Work request →
Return the lines below that carry the word "JSON".

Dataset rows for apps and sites
★ ★ ★
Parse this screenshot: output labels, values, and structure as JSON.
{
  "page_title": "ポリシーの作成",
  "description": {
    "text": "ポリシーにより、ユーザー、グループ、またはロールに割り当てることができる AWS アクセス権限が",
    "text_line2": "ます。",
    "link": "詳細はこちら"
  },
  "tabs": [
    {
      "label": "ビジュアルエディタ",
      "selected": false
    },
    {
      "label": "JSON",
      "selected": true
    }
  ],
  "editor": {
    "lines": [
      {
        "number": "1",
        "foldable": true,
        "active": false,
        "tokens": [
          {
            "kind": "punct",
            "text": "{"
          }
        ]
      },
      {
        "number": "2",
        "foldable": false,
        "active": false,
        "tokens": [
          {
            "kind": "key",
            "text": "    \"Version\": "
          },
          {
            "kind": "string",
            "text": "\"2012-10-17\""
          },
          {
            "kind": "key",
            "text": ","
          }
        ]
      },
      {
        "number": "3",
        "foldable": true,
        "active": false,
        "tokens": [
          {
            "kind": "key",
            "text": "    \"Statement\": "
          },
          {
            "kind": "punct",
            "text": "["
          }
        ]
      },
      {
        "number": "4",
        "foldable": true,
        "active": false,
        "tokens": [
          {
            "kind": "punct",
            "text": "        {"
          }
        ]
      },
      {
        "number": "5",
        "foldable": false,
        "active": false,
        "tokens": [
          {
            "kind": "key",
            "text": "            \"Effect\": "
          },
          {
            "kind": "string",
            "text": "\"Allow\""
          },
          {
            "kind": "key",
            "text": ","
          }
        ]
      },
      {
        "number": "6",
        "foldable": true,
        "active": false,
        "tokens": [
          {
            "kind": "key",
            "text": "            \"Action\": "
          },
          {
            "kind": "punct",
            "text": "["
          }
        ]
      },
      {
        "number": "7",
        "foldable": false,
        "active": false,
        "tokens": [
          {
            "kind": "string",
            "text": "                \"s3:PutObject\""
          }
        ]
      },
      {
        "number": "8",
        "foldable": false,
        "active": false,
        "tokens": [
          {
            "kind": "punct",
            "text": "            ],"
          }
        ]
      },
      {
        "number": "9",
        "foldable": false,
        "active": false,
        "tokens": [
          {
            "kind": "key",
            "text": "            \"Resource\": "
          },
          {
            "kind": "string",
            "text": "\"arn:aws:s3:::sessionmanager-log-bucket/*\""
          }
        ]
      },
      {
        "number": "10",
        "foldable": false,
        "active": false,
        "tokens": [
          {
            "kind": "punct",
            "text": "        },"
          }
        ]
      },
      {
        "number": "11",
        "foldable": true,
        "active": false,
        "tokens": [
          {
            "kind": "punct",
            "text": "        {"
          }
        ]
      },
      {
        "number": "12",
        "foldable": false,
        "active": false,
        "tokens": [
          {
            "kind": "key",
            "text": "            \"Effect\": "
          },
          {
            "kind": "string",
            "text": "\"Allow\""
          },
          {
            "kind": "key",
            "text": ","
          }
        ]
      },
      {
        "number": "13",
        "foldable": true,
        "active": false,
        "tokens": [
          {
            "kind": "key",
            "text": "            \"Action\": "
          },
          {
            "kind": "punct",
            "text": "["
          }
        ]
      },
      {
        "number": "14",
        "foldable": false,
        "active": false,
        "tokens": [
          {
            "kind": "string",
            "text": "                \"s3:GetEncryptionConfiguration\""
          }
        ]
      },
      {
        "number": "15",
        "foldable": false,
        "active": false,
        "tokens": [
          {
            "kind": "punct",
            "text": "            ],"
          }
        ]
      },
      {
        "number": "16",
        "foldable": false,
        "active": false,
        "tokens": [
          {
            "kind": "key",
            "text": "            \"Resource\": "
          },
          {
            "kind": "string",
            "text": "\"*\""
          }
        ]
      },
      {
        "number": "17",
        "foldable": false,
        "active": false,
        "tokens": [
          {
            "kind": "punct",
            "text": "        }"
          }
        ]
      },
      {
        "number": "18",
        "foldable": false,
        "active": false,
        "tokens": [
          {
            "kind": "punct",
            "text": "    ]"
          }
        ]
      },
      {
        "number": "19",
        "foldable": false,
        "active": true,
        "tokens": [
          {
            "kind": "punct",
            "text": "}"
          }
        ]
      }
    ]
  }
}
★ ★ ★
Solution for this problem →
Parse this screenshot: output labels, values, and structure as JSON.
      "label": "JSON",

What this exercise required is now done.